→ Work instruction:
Go through the entries below and copy each line containing the word "billboard".

Items from an interface collection:

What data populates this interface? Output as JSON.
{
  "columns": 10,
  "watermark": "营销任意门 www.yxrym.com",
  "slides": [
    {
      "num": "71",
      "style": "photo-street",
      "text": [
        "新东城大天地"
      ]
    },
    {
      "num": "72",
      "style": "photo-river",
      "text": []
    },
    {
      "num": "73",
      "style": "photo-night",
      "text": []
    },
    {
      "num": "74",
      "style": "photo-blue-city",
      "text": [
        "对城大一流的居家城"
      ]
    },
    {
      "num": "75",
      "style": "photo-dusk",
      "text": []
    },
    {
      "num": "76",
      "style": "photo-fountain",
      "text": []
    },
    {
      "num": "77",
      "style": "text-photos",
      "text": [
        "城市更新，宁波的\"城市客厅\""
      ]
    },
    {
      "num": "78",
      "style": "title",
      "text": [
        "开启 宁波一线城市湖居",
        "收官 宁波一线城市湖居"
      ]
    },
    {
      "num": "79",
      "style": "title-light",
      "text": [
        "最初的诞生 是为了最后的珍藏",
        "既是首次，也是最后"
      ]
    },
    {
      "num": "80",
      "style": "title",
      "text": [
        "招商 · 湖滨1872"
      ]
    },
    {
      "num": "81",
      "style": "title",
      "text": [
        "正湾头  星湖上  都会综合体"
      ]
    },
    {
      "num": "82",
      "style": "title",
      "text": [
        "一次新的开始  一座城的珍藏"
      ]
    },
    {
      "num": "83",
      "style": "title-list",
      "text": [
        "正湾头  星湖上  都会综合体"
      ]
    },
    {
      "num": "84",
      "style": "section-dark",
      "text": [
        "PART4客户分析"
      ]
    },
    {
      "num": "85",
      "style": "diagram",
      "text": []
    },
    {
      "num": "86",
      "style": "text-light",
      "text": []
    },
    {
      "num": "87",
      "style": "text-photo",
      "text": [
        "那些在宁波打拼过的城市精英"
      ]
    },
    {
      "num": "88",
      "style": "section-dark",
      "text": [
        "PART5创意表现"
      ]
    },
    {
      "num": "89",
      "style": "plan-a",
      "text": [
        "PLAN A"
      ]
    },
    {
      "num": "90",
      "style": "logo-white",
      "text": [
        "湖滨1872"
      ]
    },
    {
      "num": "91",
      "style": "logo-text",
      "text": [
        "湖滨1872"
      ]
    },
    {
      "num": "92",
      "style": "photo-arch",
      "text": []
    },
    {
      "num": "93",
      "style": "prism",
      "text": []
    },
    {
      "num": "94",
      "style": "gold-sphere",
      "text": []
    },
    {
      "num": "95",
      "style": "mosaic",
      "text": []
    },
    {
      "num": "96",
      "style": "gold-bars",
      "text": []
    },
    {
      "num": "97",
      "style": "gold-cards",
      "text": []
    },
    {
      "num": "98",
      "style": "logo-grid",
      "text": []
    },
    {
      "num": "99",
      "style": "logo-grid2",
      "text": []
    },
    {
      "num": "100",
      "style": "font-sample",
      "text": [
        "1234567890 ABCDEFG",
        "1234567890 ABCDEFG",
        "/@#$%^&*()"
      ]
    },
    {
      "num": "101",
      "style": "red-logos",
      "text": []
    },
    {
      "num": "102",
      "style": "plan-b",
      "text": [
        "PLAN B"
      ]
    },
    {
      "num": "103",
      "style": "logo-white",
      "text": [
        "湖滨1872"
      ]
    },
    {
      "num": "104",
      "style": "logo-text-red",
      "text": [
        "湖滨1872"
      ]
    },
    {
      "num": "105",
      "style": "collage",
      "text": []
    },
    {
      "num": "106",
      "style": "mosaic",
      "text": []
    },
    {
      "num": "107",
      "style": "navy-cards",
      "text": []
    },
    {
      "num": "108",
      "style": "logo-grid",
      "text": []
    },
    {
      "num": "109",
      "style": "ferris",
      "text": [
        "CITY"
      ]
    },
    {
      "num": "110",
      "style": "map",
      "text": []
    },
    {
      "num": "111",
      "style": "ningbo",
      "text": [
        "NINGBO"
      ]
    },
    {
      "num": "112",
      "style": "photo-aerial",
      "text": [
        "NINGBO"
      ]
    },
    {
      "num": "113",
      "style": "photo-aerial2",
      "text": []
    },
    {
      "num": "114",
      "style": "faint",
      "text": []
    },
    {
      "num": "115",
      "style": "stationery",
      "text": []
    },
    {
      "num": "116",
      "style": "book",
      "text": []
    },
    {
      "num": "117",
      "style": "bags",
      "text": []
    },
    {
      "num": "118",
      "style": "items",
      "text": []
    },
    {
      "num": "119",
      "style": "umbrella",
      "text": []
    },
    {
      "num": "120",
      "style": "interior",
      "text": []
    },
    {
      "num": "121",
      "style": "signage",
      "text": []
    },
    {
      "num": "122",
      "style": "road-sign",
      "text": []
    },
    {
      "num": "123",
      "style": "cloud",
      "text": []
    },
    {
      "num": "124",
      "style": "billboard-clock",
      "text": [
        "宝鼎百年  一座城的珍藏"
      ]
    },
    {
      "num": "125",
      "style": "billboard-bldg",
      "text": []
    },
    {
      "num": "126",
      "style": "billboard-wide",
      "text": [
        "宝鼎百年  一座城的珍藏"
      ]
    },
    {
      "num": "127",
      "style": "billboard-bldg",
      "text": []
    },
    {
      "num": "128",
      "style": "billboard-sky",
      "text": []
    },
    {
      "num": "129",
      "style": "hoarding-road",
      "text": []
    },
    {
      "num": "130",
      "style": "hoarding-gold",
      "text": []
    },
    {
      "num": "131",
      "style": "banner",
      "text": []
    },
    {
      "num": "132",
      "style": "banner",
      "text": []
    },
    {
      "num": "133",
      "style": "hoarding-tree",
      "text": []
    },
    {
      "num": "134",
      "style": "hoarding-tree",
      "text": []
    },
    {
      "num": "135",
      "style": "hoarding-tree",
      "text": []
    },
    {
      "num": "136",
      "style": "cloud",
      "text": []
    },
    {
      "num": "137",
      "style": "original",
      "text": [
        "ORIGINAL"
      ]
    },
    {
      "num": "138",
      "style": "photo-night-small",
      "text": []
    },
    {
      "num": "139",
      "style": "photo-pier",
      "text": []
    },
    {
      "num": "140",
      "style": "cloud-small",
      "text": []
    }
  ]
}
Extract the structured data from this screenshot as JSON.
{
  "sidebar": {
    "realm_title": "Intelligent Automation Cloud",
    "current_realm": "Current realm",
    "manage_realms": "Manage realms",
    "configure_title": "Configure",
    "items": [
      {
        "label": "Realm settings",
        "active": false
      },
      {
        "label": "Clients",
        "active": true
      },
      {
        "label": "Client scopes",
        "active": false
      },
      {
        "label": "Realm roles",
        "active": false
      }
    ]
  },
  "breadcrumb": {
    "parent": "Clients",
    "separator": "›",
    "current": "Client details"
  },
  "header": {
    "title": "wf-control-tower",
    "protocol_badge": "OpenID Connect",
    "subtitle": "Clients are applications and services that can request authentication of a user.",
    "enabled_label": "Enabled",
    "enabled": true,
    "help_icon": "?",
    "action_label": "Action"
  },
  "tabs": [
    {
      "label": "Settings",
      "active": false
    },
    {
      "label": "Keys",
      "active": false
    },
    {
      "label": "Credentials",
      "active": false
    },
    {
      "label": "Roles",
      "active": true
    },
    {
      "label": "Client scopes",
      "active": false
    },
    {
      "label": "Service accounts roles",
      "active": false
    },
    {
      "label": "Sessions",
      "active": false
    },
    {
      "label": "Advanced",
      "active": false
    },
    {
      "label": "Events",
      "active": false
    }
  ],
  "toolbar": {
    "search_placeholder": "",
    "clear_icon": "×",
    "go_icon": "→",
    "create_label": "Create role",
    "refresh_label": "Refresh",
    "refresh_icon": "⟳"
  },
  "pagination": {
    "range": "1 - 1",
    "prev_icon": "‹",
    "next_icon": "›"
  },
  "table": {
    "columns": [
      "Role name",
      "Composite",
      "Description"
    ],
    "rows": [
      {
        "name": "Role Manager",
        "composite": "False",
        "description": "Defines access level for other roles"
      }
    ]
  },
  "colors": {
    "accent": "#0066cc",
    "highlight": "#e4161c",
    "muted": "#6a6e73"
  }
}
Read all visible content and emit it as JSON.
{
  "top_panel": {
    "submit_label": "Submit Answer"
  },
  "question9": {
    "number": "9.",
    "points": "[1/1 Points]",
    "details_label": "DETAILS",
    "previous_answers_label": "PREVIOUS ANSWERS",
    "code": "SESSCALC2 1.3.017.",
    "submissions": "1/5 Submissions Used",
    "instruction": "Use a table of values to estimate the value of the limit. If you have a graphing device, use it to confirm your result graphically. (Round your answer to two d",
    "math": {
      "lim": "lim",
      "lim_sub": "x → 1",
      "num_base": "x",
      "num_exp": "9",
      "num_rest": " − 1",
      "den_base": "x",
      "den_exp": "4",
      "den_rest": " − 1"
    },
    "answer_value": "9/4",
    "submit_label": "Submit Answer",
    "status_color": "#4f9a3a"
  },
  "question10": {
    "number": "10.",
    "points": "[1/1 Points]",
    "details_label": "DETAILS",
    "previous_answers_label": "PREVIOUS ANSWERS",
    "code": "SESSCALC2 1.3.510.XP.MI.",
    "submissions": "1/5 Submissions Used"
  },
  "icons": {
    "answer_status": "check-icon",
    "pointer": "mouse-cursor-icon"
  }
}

→ Output for this exercise:
      "style": "billboard-clock",
      "style": "billboard-bldg",
      "style": "billboard-wide",
      "style": "billboard-bldg",
      "style": "billboard-sky",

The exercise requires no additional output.